Houborg_2015a

Leaf chlorophyll constraint on model simulated gross primary productivity in agricultural systems

​Houborg R, McCabe MF, Cescatti A and Gitelson AA (2015)
International Journal of Applied Earth Observation and Geoinformation, 43, 160-176
​Houborg R, McCabe MF, Cescatti A, Gitelson AA
Landsat; Leaf chlorophyll content; Vmax; Leaf photosynthetic capacity; Community Land Model; Agriculture; Rubisco; Nitrogen
2015
Leaf chlorophyll content (Chll) may serve as an observational proxy for the maximum rate of carboxylation (Vmax), which describes leaf photosynthetic capacity and represents the single most important control on modeled leaf photosynthesis within most Terrestrial Biosphere Models (TBMs). The parameterization of Vmax is associated with great uncertainty as it can vary significantly between plants and in response to changes in leaf nitrogen (N) availability, plant phenology and environmental conditions. Houborg et al. (2013) outlined a semi-mechanistic relationship between View the MathML source(Vmax normalized to 25 °C) and Chll based on inter-linkages between View the MathML source, Rubisco enzyme kinetics, N and Chll. Here, these relationships are parameterized for a wider range of important agricultural crops and embedded within the leaf photosynthesis-conductance scheme of the Community Land Model (CLM), bypassing the questionable use of temporally invariant and broadly defined plant functional type (PFT) specific View the MathML source values. In this study, the new Chll constrained version of CLM is refined with an updated parameterization scheme for specific application to soybean and maize.

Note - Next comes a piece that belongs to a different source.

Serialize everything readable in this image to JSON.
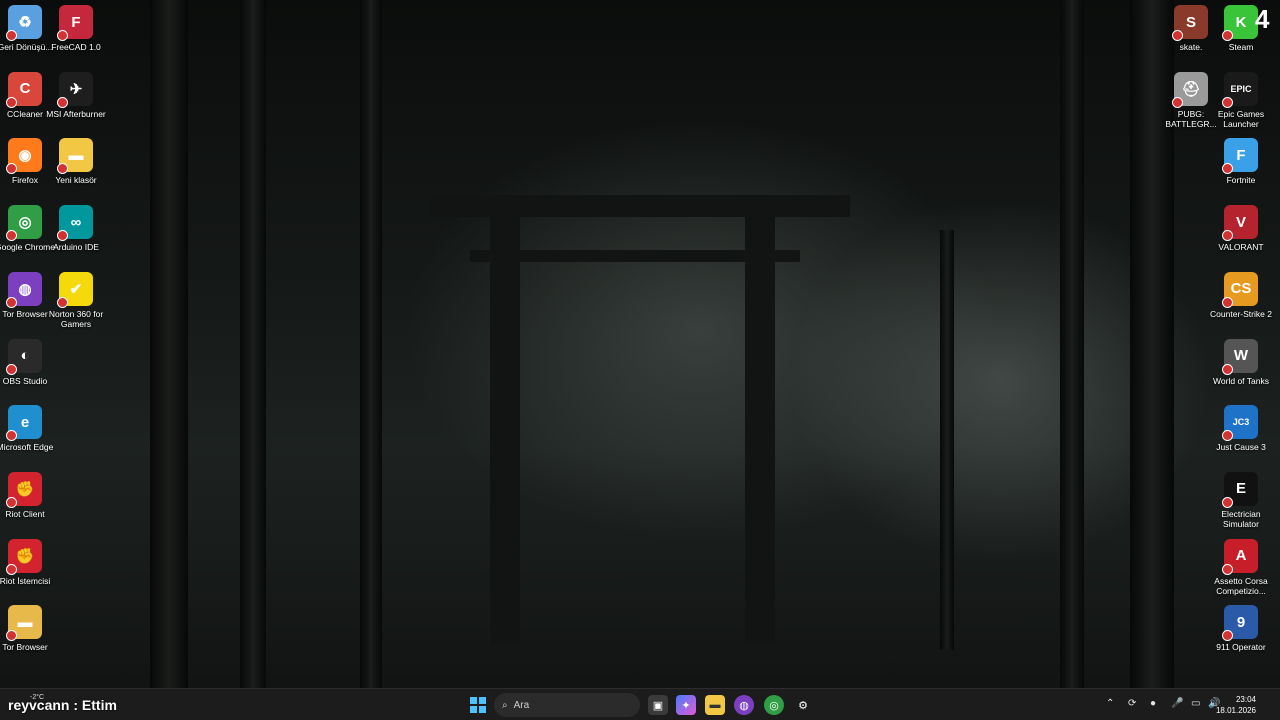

The benefit of using in-situ measured and satellite retrieved Chll for constraining model simulations of Gross Primary Productivity (GPP) is evaluated over fields in central Nebraska, U.S.A between 2001 and 2005. Landsat-based Chll time-series records derived from the Regularized Canopy Reflectance model (REGFLEC) are used as forcing to the CLM. Validation of simulated GPP against 15 site-years of flux tower observations demonstrate the utility of Chll as a model constraint, with the coefficient of efficiency increasing from 0.91 to 0.94 and from 0.87 to 0.91 for maize and soybean, respectively. Model performances particularly improve during the late reproductive and senescence stage, where the largest temporal variations in Chll (averaging 35–55 μg cm−2 for maize and 20–35 μg cm−2 for soybean) are observed. While prolonged periods of vegetation stress did not occur over the studied fields, given the usefulness of Chll as an indicator of plant health, enhanced GPP predictabilities should be expected in fields exposed to longer periods of moisture and nutrient stress. While the results support the use of Chll as an observational proxy for View the MathML source, future work needs to be directed towards improving the Chll retrieval accuracy from space observations and developing consistent and physically realistic modeling schemes that can be parameterized with acceptable accuracy over spatial and temporal domains.